_Dataset records:_
◇ ◇ ◇ ◇ ◇
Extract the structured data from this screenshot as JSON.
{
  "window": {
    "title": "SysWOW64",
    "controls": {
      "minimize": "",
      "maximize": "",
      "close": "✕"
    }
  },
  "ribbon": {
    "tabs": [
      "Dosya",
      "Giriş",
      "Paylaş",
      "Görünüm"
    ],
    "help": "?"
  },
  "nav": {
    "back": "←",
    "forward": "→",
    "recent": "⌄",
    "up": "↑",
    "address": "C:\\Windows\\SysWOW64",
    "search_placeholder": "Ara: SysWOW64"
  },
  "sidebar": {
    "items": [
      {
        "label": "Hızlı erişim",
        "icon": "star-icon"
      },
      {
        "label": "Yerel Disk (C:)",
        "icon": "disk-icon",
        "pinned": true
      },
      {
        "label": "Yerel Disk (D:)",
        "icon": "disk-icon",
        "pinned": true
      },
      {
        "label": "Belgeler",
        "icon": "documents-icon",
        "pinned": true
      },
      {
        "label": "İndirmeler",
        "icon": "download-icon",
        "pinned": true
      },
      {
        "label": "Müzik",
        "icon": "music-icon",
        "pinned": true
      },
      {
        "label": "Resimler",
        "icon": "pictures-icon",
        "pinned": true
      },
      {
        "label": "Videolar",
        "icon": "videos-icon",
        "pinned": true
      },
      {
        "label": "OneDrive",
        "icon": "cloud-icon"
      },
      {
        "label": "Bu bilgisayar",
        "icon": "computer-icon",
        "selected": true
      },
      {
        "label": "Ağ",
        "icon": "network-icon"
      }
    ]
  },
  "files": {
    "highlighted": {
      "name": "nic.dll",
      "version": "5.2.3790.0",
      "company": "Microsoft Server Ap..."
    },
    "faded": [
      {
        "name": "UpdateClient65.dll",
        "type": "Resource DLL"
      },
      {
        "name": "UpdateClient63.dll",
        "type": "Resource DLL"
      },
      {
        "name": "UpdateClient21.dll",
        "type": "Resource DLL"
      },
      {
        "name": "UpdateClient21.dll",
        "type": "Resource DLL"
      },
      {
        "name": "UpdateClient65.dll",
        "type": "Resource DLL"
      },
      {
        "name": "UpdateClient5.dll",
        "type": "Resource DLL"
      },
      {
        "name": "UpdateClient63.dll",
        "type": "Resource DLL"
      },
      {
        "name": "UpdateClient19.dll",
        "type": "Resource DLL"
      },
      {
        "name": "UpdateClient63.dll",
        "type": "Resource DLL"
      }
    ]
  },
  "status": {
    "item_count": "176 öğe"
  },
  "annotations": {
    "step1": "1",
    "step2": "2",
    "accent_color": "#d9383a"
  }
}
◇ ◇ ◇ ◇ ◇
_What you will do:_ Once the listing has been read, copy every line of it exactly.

_Your solution:_
Extract the structured data from this screenshot as JSON.
{
  "window": {
    "title": "SysWOW64",
    "controls": {
      "minimize": "",
      "maximize": "",
      "close": "✕"
    }
  },
  "ribbon": {
    "tabs": [
      "Dosya",
      "Giriş",
      "Paylaş",
      "Görünüm"
    ],
    "help": "?"
  },
  "nav": {
    "back": "←",
    "forward": "→",
    "recent": "⌄",
    "up": "↑",
    "address": "C:\\Windows\\SysWOW64",
    "search_placeholder": "Ara: SysWOW64"
  },
  "sidebar": {
    "items": [
      {
        "label": "Hızlı erişim",
        "icon": "star-icon"
      },
      {
        "label": "Yerel Disk (C:)",
        "icon": "disk-icon",
        "pinned": true
      },
      {
        "label": "Yerel Disk (D:)",
        "icon": "disk-icon",
        "pinned": true
      },
      {
        "label": "Belgeler",
        "icon": "documents-icon",
        "pinned": true
      },
      {
        "label": "İndirmeler",
        "icon": "download-icon",
        "pinned": true
      },
      {
        "label": "Müzik",
        "icon": "music-icon",
        "pinned": true
      },
      {
        "label": "Resimler",
        "icon": "pictures-icon",
        "pinned": true
      },
      {
        "label": "Videolar",
        "icon": "videos-icon",
        "pinned": true
      },
      {
        "label": "OneDrive",
        "icon": "cloud-icon"
      },
      {
        "label": "Bu bilgisayar",
        "icon": "computer-icon",
        "selected": true
      },
      {
        "label": "Ağ",
        "icon": "network-icon"
      }
    ]
  },
  "files": {
    "highlighted": {
      "name": "nic.dll",
      "version": "5.2.3790.0",
      "company": "Microsoft Server Ap..."
    },
    "faded": [
      {
        "name": "UpdateClient65.dll",
        "type": "Resource DLL"
      },
      {
        "name": "UpdateClient63.dll",
        "type": "Resource DLL"
      },
      {
        "name": "UpdateClient21.dll",
        "type": "Resource DLL"
      },
      {
        "name": "UpdateClient21.dll",
        "type": "Resource DLL"
      },
      {
        "name": "UpdateClient65.dll",
        "type": "Resource DLL"
      },
      {
        "name": "UpdateClient5.dll",
        "type": "Resource DLL"
      },
      {
        "name": "UpdateClient63.dll",
        "type": "Resource DLL"
      },
      {
        "name": "UpdateClient19.dll",
        "type": "Resource DLL"
      },
      {
        "name": "UpdateClient63.dll",
        "type": "Resource DLL"
      }
    ]
  },
  "status": {
    "item_count": "176 öğe"
  },
  "annotations": {
    "step1": "1",
    "step2": "2",
    "accent_color": "#d9383a"
  }
}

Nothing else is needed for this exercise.